BOL TV boasted that it would be better than anyone and change Pakistani media. They shut down before starting broadcasting, but the operation is not likely to be scrapped. When security services needs it, BOL will rise again.
“Were [there] such salaries before?”, Shoaib Ahmed Shaikh, chairman and CEO of Axact group, the company that planned to launch a raft of television stations and newspapers in Pakistan, boasted in September last year in front of a gathering of journalists. “We will lead and others will follow in Pakistan,” he said.
A year later, Mr Shaikh is in prison and the media empire he wanted to create is in ruin. Swank studios in Karachi are empty and they’re likely to remain so. Three weeks after touting on its Facebook page that it was going to “change the face of Pakistani media”, on the very same page BOL announced its closure on 6 October 2015.
The video of a Hungarian reporter filmed tripping refugees made headlines all over the world. The station she worked for is close to Jobbik, an extreme right-wing political party. But that is not all Jobbik sympathizers build in Hungary.
A female cameraman tripped an escaping refugee holding a child, and also kicked another child while she was shooting a refugee crowd escaping from the police at the Serbian-Hungarian border in early September 2015. The footage quickly spread globally. Petra Laszlo, the cameraman in question, became world famous, and was made redundant from television N1TV (“n” standing for national in Hungarian). A police proceeding was launched against her for disturbing the peace. She became a hero of the extreme-right wing Hungarian community with people demanding N1TV to take her back.

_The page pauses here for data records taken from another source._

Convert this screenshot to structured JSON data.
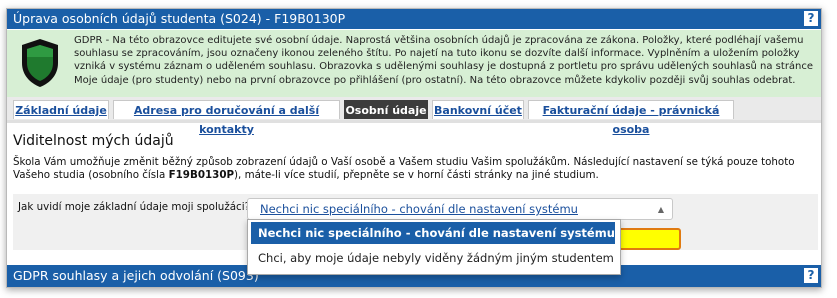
{
  "header": {
    "title": "Úprava osobních údajů studenta (S024) - F19B0130P",
    "help_label": "?"
  },
  "gdpr": {
    "text": "GDPR - Na této obrazovce editujete své osobní údaje. Naprostá většina osobních údajů je zpracována ze zákona. Položky, které podléhají vašemu souhlasu se zpracováním, jsou označeny ikonou zeleného štítu. Po najetí na tuto ikonu se dozvíte další informace. Vyplněním a uložením položky vzniká v systému záznam o uděleném souhlasu. Obrazovka s udělenými souhlasy je dostupná z portletu pro správu udělených souhlasů na stránce Moje údaje (pro studenty) nebo na první obrazovce po přihlášení (pro ostatní). Na této obrazovce můžete kdykoliv později svůj souhlas odebrat.",
    "shield_color": "#1f7a2e"
  },
  "tabs": [
    {
      "label": "Základní údaje",
      "active": false
    },
    {
      "label": "Adresa pro doručování a další kontakty",
      "active": false
    },
    {
      "label": "Osobní údaje",
      "active": true
    },
    {
      "label": "Bankovní účet",
      "active": false
    },
    {
      "label": "Fakturační údaje - právnická osoba",
      "active": false
    }
  ],
  "main": {
    "heading": "Viditelnost mých údajů",
    "description_part1": "Škola Vám umožňuje změnit běžný způsob zobrazení údajů o Vaší osobě a Vašem studiu Vašim spolužákům. Následující nastavení se týká pouze tohoto Vašeho studia (osobního čísla ",
    "description_bold": "F19B0130P",
    "description_part2": "), máte-li více studií, přepněte se v horní části stránky na jiné studium.",
    "question_label": "Jak uvidí moje základní údaje moji spolužáci?",
    "select_value": "Nechci nic speciálního - chování dle nastavení systému",
    "options": [
      "Nechci nic speciálního - chování dle nastavení systému",
      "Chci, aby moje údaje nebyly viděny žádným jiným studentem"
    ]
  },
  "footer": {
    "title": "GDPR souhlasy a jejich odvolání (S093)",
    "help_label": "?"
  },
  "colors": {
    "accent": "#1a5fa8",
    "gdpr_bg": "#d7efd4",
    "highlight": "#ffff00"
  }
}
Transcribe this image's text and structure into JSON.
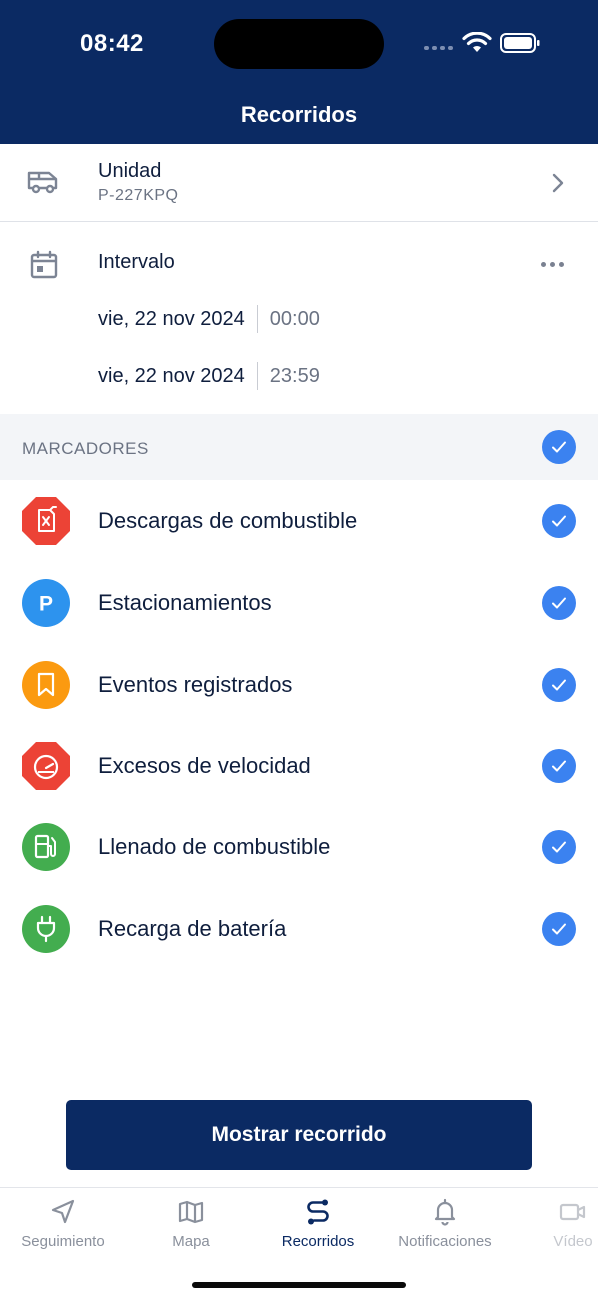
{
  "status_bar": {
    "time": "08:42"
  },
  "header": {
    "title": "Recorridos"
  },
  "unit": {
    "title": "Unidad",
    "plate": "P-227KPQ",
    "icon": "van-icon"
  },
  "interval": {
    "title": "Intervalo",
    "start": {
      "date": "vie, 22 nov 2024",
      "time": "00:00"
    },
    "end": {
      "date": "vie, 22 nov 2024",
      "time": "23:59"
    }
  },
  "markers_section": {
    "label": "MARCADORES",
    "all_selected": true
  },
  "markers": [
    {
      "label": "Descargas de combustible",
      "icon": "fuel-discharge-icon",
      "color": "#ec4336",
      "checked": true
    },
    {
      "label": "Estacionamientos",
      "icon": "parking-icon",
      "color": "#2d93ee",
      "checked": true
    },
    {
      "label": "Eventos registrados",
      "icon": "bookmark-icon",
      "color": "#fb9a10",
      "checked": true
    },
    {
      "label": "Excesos de velocidad",
      "icon": "speedometer-icon",
      "color": "#ec4336",
      "checked": true
    },
    {
      "label": "Llenado de combustible",
      "icon": "fuel-pump-icon",
      "color": "#43ad4f",
      "checked": true
    },
    {
      "label": "Recarga de batería",
      "icon": "plug-icon",
      "color": "#43ad4f",
      "checked": true
    }
  ],
  "primary_button": {
    "label": "Mostrar recorrido"
  },
  "tabs": [
    {
      "label": "Seguimiento",
      "icon": "navigation-arrow-icon",
      "active": false
    },
    {
      "label": "Mapa",
      "icon": "map-icon",
      "active": false
    },
    {
      "label": "Recorridos",
      "icon": "route-icon",
      "active": true
    },
    {
      "label": "Notificaciones",
      "icon": "bell-icon",
      "active": false
    },
    {
      "label": "Vídeo",
      "icon": "video-icon",
      "active": false
    }
  ],
  "colors": {
    "brand": "#0b2a63",
    "accent": "#3b82f0"
  }
}
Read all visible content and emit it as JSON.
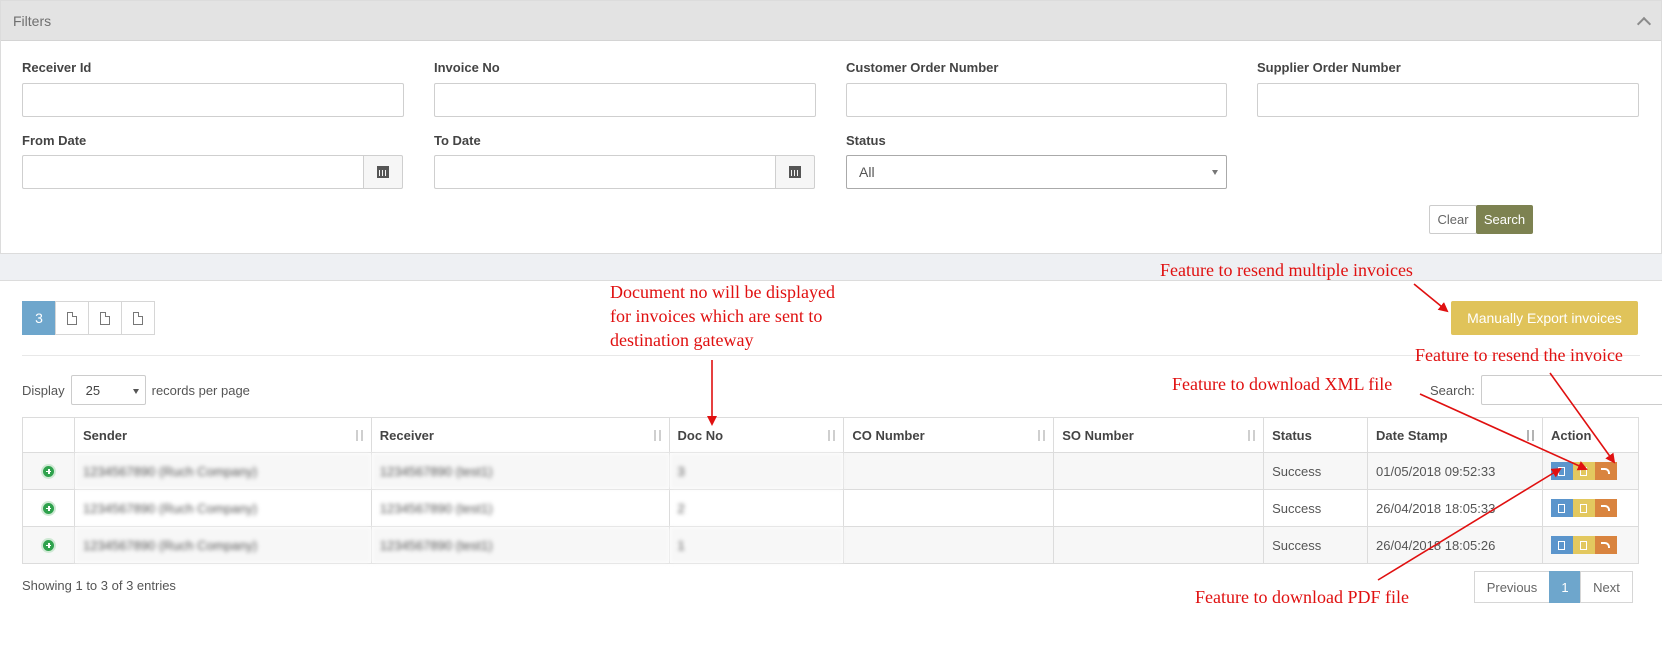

Regulator rebukes RT channel. But does that really hurt them?
Images of people covered in blood, with gashes and burns on their bodies, standing or lying down on the floor. A voiceover commentary follows: “The British Broadcasting Corporation is accused of staging a chemical weapons attack.” This was part of the Truthseeker program that RT, formerly Russia Today, aired several times on 23 and 24 March 2014 in the U.K.
They started television stations two decades ago and acted as the “merchants of hope” as they were selling glittering realities Romanians were craving for. More than 20 years later, television in Romania is an affair blemished by scandals, pressures and unlawfulness.
Organizations such as Freedom House or Reporters Without Borders continue to rate Romania high on the scale of media freedom. This is not necessarily inaccurate if one looks for example at access to information and freedom of speech. And yes, in theory, any honest journalist can enjoy full professional freedom if they write on their blog or on a few alternative platforms. They might also enjoy freedom in mainstream media, but only until they intersect with the interests of media owners. That is the true limit of Romanian media freedom.